WHAT THIS TASK INVOLVES
The expected output is each line below containing "JSON", copied in full.

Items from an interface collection
··········
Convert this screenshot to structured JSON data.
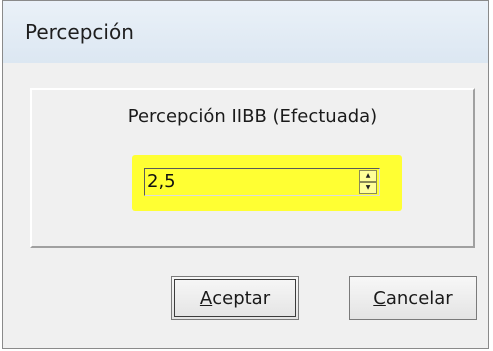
{
  "window": {
    "title": "Percepción"
  },
  "panel": {
    "label": "Percepción IIBB (Efectuada)",
    "input_value": "2,5",
    "highlight_color": "#ffff33"
  },
  "buttons": {
    "accept_hotkey": "A",
    "accept_rest": "ceptar",
    "cancel_hotkey": "C",
    "cancel_rest": "ancelar"
  }
}
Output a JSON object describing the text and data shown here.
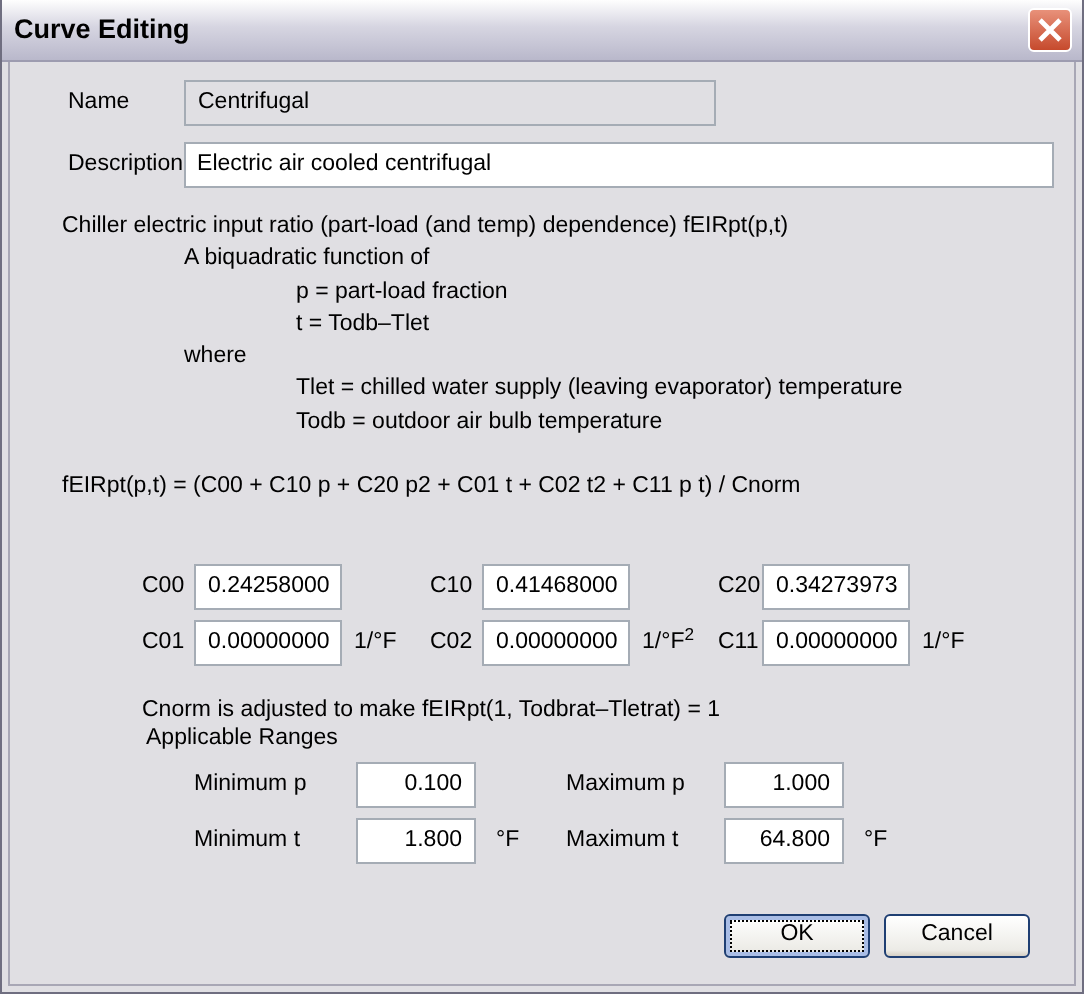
{
  "window": {
    "title": "Curve Editing"
  },
  "name": {
    "label": "Name",
    "value": "Centrifugal",
    "disabled": true
  },
  "description": {
    "label": "Description",
    "value": "Electric air cooled centrifugal",
    "disabled": false
  },
  "explanation": [
    {
      "kind": "heading",
      "text": "Chiller electric input ratio (part-load (and temp) dependence) fEIRpt(p,t)"
    },
    {
      "kind": "sub",
      "text": "A biquadratic function of"
    },
    {
      "kind": "detail",
      "text": "p = part-load fraction"
    },
    {
      "kind": "detail",
      "text": "t = Todb–Tlet"
    },
    {
      "kind": "sub",
      "text": "where"
    },
    {
      "kind": "detail",
      "text": "Tlet = chilled water supply (leaving evaporator) temperature"
    },
    {
      "kind": "detail",
      "text": "Todb = outdoor air bulb temperature"
    }
  ],
  "formula": "fEIRpt(p,t) = (C00 + C10 p + C20 p2 + C01 t + C02 t2 + C11 p t) / Cnorm",
  "coefficients": [
    {
      "label": "C00",
      "value": "0.24258000"
    },
    {
      "label": "C10",
      "value": "0.41468000"
    },
    {
      "label": "C20",
      "value": "0.34273973"
    },
    {
      "label": "C01",
      "value": "0.00000000",
      "unit": "1/°F"
    },
    {
      "label": "C02",
      "value": "0.00000000",
      "unit": "1/°F$^{2}$"
    },
    {
      "label": "C11",
      "value": "0.00000000",
      "unit": "1/°F"
    }
  ],
  "cnorm_note": "Cnorm is adjusted to make fEIRpt(1, Todbrat–Tletrat) = 1",
  "ranges_title": "Applicable Ranges",
  "ranges": [
    {
      "label": "Minimum p",
      "value": "0.100"
    },
    {
      "label": "Maximum p",
      "value": "1.000"
    },
    {
      "label": "Minimum t",
      "value": "1.800",
      "unit": "°F"
    },
    {
      "label": "Maximum t",
      "value": "64.800",
      "unit": "°F"
    }
  ],
  "buttons": [
    {
      "label": "OK",
      "default": true
    },
    {
      "label": "Cancel",
      "default": false
    }
  ]
}
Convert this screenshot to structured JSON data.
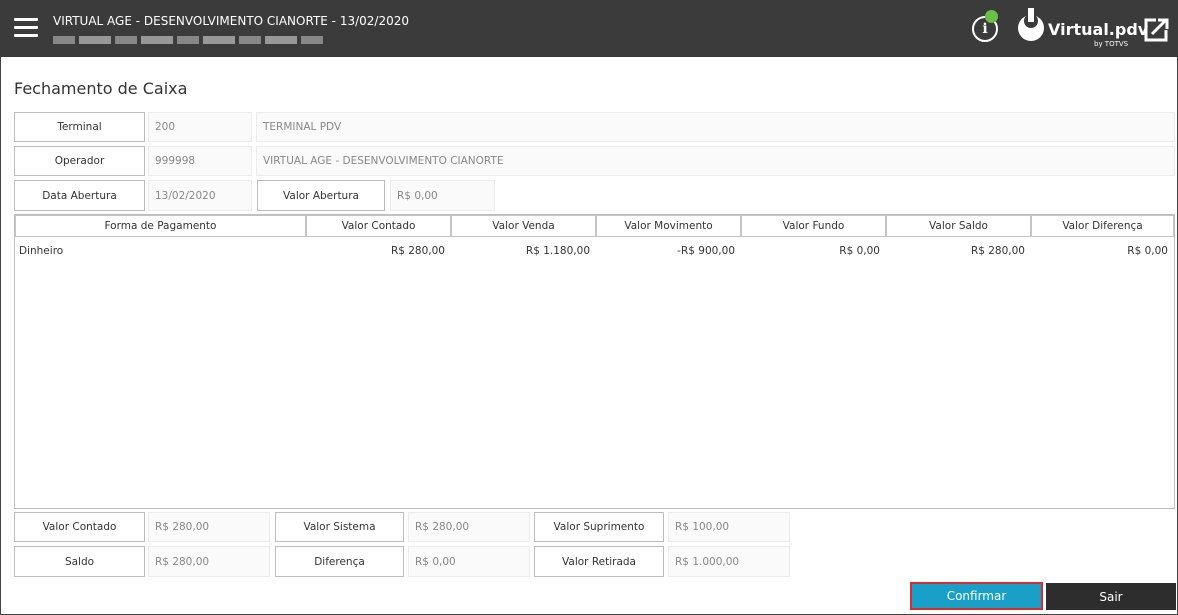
{
  "header": {
    "title": "VIRTUAL AGE - DESENVOLVIMENTO CIANORTE - 13/02/2020",
    "logo_text": "Virtual.pdv",
    "logo_sub": "by TOTVS"
  },
  "page": {
    "title": "Fechamento de Caixa"
  },
  "fields": {
    "terminal": {
      "label": "Terminal",
      "code": "200",
      "name": "TERMINAL PDV"
    },
    "operador": {
      "label": "Operador",
      "code": "999998",
      "name": "VIRTUAL AGE - DESENVOLVIMENTO CIANORTE"
    },
    "data_abertura": {
      "label": "Data Abertura",
      "value": "13/02/2020"
    },
    "valor_abertura": {
      "label": "Valor Abertura",
      "value": "R$ 0,00"
    }
  },
  "table": {
    "columns": [
      "Forma de Pagamento",
      "Valor Contado",
      "Valor Venda",
      "Valor Movimento",
      "Valor Fundo",
      "Valor Saldo",
      "Valor Diferença"
    ],
    "rows": [
      [
        "Dinheiro",
        "R$ 280,00",
        "R$ 1.180,00",
        "-R$ 900,00",
        "R$ 0,00",
        "R$ 280,00",
        "R$ 0,00"
      ]
    ]
  },
  "summary": {
    "valor_contado": {
      "label": "Valor Contado",
      "value": "R$ 280,00"
    },
    "valor_sistema": {
      "label": "Valor Sistema",
      "value": "R$ 280,00"
    },
    "valor_suprimento": {
      "label": "Valor Suprimento",
      "value": "R$ 100,00"
    },
    "saldo": {
      "label": "Saldo",
      "value": "R$ 280,00"
    },
    "diferenca": {
      "label": "Diferença",
      "value": "R$ 0,00"
    },
    "valor_retirada": {
      "label": "Valor Retirada",
      "value": "R$ 1.000,00"
    }
  },
  "buttons": {
    "confirm": "Confirmar",
    "exit": "Sair"
  },
  "colors": {
    "topbar": "#3b3b3b",
    "confirm": "#1aa0c8",
    "confirm_border": "#d32f2f",
    "exit": "#2d2d2d",
    "status": "#6cc04a"
  }
}
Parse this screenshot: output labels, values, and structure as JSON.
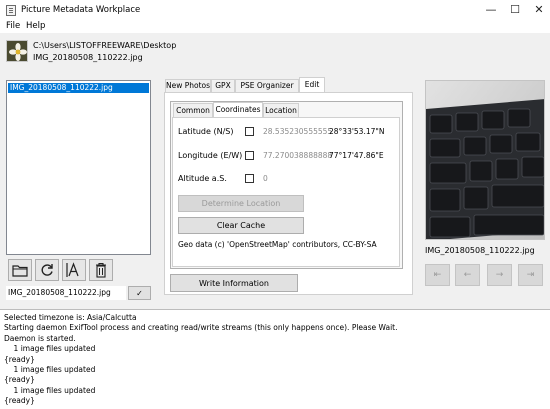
{
  "window": {
    "title": "Picture Metadata Workplace",
    "minimize_glyph": "—",
    "maximize_glyph": "☐",
    "close_glyph": "✕"
  },
  "menu": [
    {
      "label": "File"
    },
    {
      "label": "Help"
    }
  ],
  "file_header": {
    "path": "C:\\Users\\LISTOFFREEWARE\\Desktop",
    "filename": "IMG_20180508_110222.jpg",
    "icon": "flower-thumbnail-icon"
  },
  "file_list": {
    "items": [
      "IMG_20180508_110222.jpg"
    ],
    "selected_index": 0
  },
  "toolbar": {
    "buttons": [
      "open-folder-icon",
      "refresh-icon",
      "rename-icon",
      "delete-icon"
    ]
  },
  "filename_field": {
    "value": "IMG_20180508_110222.jpg",
    "confirm_glyph": "✓"
  },
  "main_tabs": [
    {
      "label": "New Photos",
      "active": false
    },
    {
      "label": "GPX",
      "active": false
    },
    {
      "label": "PSE Organizer",
      "active": false
    },
    {
      "label": "Edit",
      "active": true
    }
  ],
  "sub_tabs": [
    {
      "label": "Common",
      "active": false
    },
    {
      "label": "Coordinates",
      "active": true
    },
    {
      "label": "Location",
      "active": false
    }
  ],
  "coordinates": {
    "latitude": {
      "label": "Latitude (N/S)",
      "decimal": "28.535230555555",
      "dms": "28°33'53.17\"N",
      "checked": false
    },
    "longitude": {
      "label": "Longitude (E/W)",
      "decimal": "77.270038888888",
      "dms": "77°17'47.86\"E",
      "checked": false
    },
    "altitude": {
      "label": "Altitude a.S.",
      "value": "0",
      "checked": false
    }
  },
  "buttons": {
    "determine_location": "Determine Location",
    "clear_cache": "Clear Cache",
    "write_information": "Write Information"
  },
  "geo_note": "Geo data (c) 'OpenStreetMap' contributors, CC-BY-SA",
  "preview": {
    "caption": "IMG_20180508_110222.jpg",
    "nav": [
      "⇤",
      "←",
      "→",
      "⇥"
    ]
  },
  "colors": {
    "selection": "#0078d7",
    "disabled_text": "#9a9a9a",
    "background": "#f0f0f0"
  },
  "log": [
    "Selected timezone is: Asia/Calcutta",
    "Starting daemon ExifTool process and creating read/write streams (this only happens once). Please Wait.",
    "Daemon is started.",
    "    1 image files updated",
    "{ready}",
    "    1 image files updated",
    "{ready}",
    "    1 image files updated",
    "{ready}"
  ]
}
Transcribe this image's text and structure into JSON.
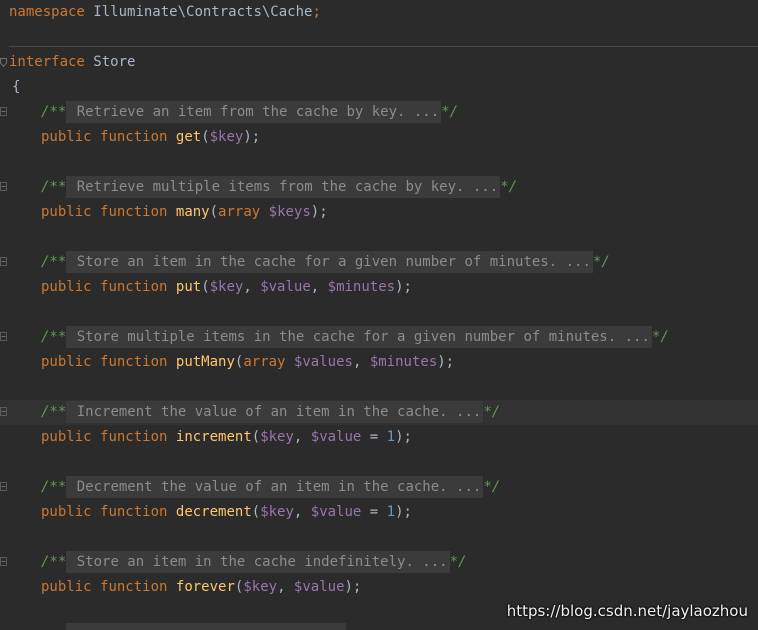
{
  "namespace_line": {
    "keyword": "namespace",
    "name": "Illuminate\\Contracts\\Cache",
    "terminator": ";"
  },
  "interface_line": {
    "keyword": "interface",
    "name": "Store"
  },
  "open_brace": "{",
  "methods": [
    {
      "doc": " Retrieve an item from the cache by key. ...",
      "public": "public",
      "function": "function",
      "name": "get",
      "open": "(",
      "params": [
        {
          "type": "",
          "var": "$key",
          "default_op": "",
          "default": ""
        }
      ],
      "close": ");"
    },
    {
      "doc": " Retrieve multiple items from the cache by key. ...",
      "public": "public",
      "function": "function",
      "name": "many",
      "open": "(",
      "params": [
        {
          "type": "array",
          "var": "$keys",
          "default_op": "",
          "default": ""
        }
      ],
      "close": ");"
    },
    {
      "doc": " Store an item in the cache for a given number of minutes. ...",
      "public": "public",
      "function": "function",
      "name": "put",
      "open": "(",
      "params": [
        {
          "type": "",
          "var": "$key",
          "default_op": "",
          "default": ""
        },
        {
          "type": "",
          "var": "$value",
          "default_op": "",
          "default": ""
        },
        {
          "type": "",
          "var": "$minutes",
          "default_op": "",
          "default": ""
        }
      ],
      "close": ");"
    },
    {
      "doc": " Store multiple items in the cache for a given number of minutes. ...",
      "public": "public",
      "function": "function",
      "name": "putMany",
      "open": "(",
      "params": [
        {
          "type": "array",
          "var": "$values",
          "default_op": "",
          "default": ""
        },
        {
          "type": "",
          "var": "$minutes",
          "default_op": "",
          "default": ""
        }
      ],
      "close": ");"
    },
    {
      "doc": " Increment the value of an item in the cache. ...",
      "public": "public",
      "function": "function",
      "name": "increment",
      "open": "(",
      "params": [
        {
          "type": "",
          "var": "$key",
          "default_op": "",
          "default": ""
        },
        {
          "type": "",
          "var": "$value",
          "default_op": " = ",
          "default": "1"
        }
      ],
      "close": ");"
    },
    {
      "doc": " Decrement the value of an item in the cache. ...",
      "public": "public",
      "function": "function",
      "name": "decrement",
      "open": "(",
      "params": [
        {
          "type": "",
          "var": "$key",
          "default_op": "",
          "default": ""
        },
        {
          "type": "",
          "var": "$value",
          "default_op": " = ",
          "default": "1"
        }
      ],
      "close": ");"
    },
    {
      "doc": " Store an item in the cache indefinitely. ...",
      "public": "public",
      "function": "function",
      "name": "forever",
      "open": "(",
      "params": [
        {
          "type": "",
          "var": "$key",
          "default_op": "",
          "default": ""
        },
        {
          "type": "",
          "var": "$value",
          "default_op": "",
          "default": ""
        }
      ],
      "close": ");"
    }
  ],
  "comment_open": "/**",
  "comment_close": "*/",
  "param_separator": ", ",
  "current_line_method_index": 4,
  "watermark": "https://blog.csdn.net/jaylaozhou",
  "colors": {
    "background": "#2b2b2b",
    "keyword": "#cc7832",
    "function_name": "#ffc66d",
    "variable": "#9876aa",
    "number": "#6897bb",
    "comment": "#629755",
    "folded_text": "#8c8c8c"
  }
}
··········
RESPONSE TO THIS EXERCISE
Convert this screenshot to structured JSON data.
Output a JSON object describing the text and data shown here.
Convert this screenshot to structured JSON data.
Parse this screenshot: output labels, values, and structure as JSON.
Transcribe this image's text and structure into JSON.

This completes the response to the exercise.